Somewhere between 700 and 900 AD, the Maya civilisation in Central America seemed to collapse. Why? For some time, the conventional explanation has been deforestation. They were so efficient at chopping down trees for timber and for farmland that they got rid of the forest, and without it, the fertile soil was eroded. It’s not unlike the story of Easter Island on a larger scale, and like Easter Island, it’s been used as a cautionary tale for modern society.
The authors of a couple of recent studies disagree. Anabel Ford and Ronald Nigh describe what they call the ‘Maya Forest Garden’, managed by a 12 to 24 year ‘milpa’ cycle, with different uses made of an area as the trees grew back up after being cut down. As the press release points out: “Today, the Maya forest is dominated by these useful plants, nurtured by traditional farmers of the region who grow a wide array of food, medicine, and spices as well as materials for construction, tools, and utensils.” Clearly, if the Maya were using the forest so carefully, they wouldn’t have mindlessly chopped it down for farmland.
Cameron McNeil, David Burney, and Lida Pigott Burney, writing in PNAS, describe their study of a pollen core, showing that although deforestation had happened previously, the forest actually seemed to be expanding at the relevant point. They, too, suggest that the Maya “were skilled managers of their landscape”. They subscribe to the theory that it was a drought, or a series of droughts, that hit the Maya.
All of which sounds a lot like the romantic concept of the ‘noble savage’, primitive people supposedly living in harmony with their environment, providing another fine lesson for our modern society. Many people find the idea attractive, but the truth seems to be that the apparent harmony is due to a lack of technology: without a gun, it’s harder to hunt things to extinction.
So what’s the evidence? The milpa cycle of clearing forest and letting it regrow has a basis in reality: some of the Maya’s descendants today use such a system. But before the collapse, the Maya had a large, complex society, and it seems plausible that they would have adopted more intensive, high-yielding agriculture. Their key crop, maize, doesn’t require insects from the forest for pollination; neither do domesticated beans.
The pollen study is based around one single core from Petapilla pond. That’s not encouraging: a shift in the pollen record could mean that land use in the region changed, or that a couple of trees grew up or were cut down beside the lake, or that the wind patterns had changed. It would be more convincing with a handful of cores from different places. Nonethless, there is a clear increase in tree & shrub pollen relative to herb pollen at the relevant time, although it’s due to less herb pollen, not more tree pollen.
As a non-specialist, I know I’m in danger of trying to comment on something I don’t really know about, so I shan’t give a firm conclusion. Suffice it to say that I don’t think the evidence for the Maya preserving the forest is quite the knockout blow that it might seem.

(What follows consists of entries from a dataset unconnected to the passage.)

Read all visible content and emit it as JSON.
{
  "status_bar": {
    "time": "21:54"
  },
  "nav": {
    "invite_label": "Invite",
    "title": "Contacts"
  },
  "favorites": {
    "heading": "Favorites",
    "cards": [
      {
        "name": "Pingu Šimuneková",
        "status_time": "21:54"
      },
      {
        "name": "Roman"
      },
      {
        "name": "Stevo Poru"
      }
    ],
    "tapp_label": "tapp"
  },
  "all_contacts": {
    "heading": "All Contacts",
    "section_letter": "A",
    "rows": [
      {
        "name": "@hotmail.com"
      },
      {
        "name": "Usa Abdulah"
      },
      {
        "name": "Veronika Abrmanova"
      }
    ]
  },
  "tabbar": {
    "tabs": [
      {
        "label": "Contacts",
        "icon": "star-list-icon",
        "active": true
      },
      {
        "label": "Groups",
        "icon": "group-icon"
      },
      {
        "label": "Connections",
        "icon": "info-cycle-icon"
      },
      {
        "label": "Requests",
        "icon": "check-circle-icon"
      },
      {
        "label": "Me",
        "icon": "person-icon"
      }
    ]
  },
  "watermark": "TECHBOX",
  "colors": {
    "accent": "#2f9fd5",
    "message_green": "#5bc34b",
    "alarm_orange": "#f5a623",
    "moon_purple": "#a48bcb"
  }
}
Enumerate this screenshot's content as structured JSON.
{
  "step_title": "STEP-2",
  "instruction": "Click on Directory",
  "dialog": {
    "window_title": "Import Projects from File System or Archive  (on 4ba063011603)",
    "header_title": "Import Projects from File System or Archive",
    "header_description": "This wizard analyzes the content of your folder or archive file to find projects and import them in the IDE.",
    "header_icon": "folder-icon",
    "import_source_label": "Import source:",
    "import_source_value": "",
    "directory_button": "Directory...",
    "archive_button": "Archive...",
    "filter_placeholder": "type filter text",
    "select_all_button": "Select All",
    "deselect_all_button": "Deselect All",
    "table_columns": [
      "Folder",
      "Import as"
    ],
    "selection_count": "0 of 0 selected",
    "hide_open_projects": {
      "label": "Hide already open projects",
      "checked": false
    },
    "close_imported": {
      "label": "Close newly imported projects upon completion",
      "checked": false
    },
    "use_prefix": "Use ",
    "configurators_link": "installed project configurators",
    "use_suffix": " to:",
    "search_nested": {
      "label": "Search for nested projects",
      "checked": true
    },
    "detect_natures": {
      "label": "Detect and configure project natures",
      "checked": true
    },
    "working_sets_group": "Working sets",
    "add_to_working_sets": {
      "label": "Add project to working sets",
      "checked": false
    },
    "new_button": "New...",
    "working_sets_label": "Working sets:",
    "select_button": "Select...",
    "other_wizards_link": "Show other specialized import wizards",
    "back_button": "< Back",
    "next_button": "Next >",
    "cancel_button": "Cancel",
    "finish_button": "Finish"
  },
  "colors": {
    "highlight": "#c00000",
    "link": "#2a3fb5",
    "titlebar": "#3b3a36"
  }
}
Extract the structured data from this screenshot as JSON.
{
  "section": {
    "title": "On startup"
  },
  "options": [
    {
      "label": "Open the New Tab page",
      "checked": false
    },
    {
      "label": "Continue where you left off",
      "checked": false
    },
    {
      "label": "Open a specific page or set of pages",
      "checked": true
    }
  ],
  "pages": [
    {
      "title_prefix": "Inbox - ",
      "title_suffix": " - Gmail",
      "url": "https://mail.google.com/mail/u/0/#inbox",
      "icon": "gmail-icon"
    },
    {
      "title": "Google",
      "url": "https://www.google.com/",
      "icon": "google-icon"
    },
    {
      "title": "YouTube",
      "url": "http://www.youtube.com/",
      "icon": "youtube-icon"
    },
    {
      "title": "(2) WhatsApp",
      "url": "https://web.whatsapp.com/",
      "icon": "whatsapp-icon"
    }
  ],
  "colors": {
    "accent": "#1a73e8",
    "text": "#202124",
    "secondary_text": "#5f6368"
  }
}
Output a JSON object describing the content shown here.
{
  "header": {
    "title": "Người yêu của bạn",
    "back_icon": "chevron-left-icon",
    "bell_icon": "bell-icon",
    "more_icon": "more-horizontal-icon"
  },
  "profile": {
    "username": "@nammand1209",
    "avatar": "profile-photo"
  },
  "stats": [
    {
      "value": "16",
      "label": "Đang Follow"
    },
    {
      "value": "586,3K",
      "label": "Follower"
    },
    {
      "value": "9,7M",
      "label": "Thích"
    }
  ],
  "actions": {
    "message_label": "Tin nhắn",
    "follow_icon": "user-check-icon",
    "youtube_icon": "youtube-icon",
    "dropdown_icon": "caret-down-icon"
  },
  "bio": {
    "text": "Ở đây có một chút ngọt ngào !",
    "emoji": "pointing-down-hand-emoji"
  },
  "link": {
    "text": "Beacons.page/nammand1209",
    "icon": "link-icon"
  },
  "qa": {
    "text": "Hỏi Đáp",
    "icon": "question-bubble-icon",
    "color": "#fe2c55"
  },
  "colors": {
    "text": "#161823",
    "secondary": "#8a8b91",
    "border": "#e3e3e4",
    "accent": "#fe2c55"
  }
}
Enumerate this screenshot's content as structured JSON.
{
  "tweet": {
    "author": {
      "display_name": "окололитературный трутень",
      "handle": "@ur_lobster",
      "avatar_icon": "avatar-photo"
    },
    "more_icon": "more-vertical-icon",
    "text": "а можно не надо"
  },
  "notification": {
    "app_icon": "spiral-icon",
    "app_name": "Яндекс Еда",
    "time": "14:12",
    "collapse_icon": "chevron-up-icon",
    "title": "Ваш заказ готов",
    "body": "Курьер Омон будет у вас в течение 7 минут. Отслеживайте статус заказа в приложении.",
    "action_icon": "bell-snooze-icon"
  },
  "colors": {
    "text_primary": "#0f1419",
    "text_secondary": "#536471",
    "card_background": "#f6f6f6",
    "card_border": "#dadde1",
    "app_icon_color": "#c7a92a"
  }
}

McNeil, C., Burney, D., & Burney, L. (2009). Evidence disputing deforestation as the cause for the collapse of the ancient Maya polity of Copan, Honduras Proceedings of the National Academy of Sciences, 107 (3), 1017-1022 DOI: 10.1073/pnas.0904760107
Ford, A., & Nigh, R. (2009). Origins of the Maya Forest Garden: Maya Resource Management Journal of Ethnobiology, 29 (2), 213-236 DOI: 10.2993/0278-0771-29.2.213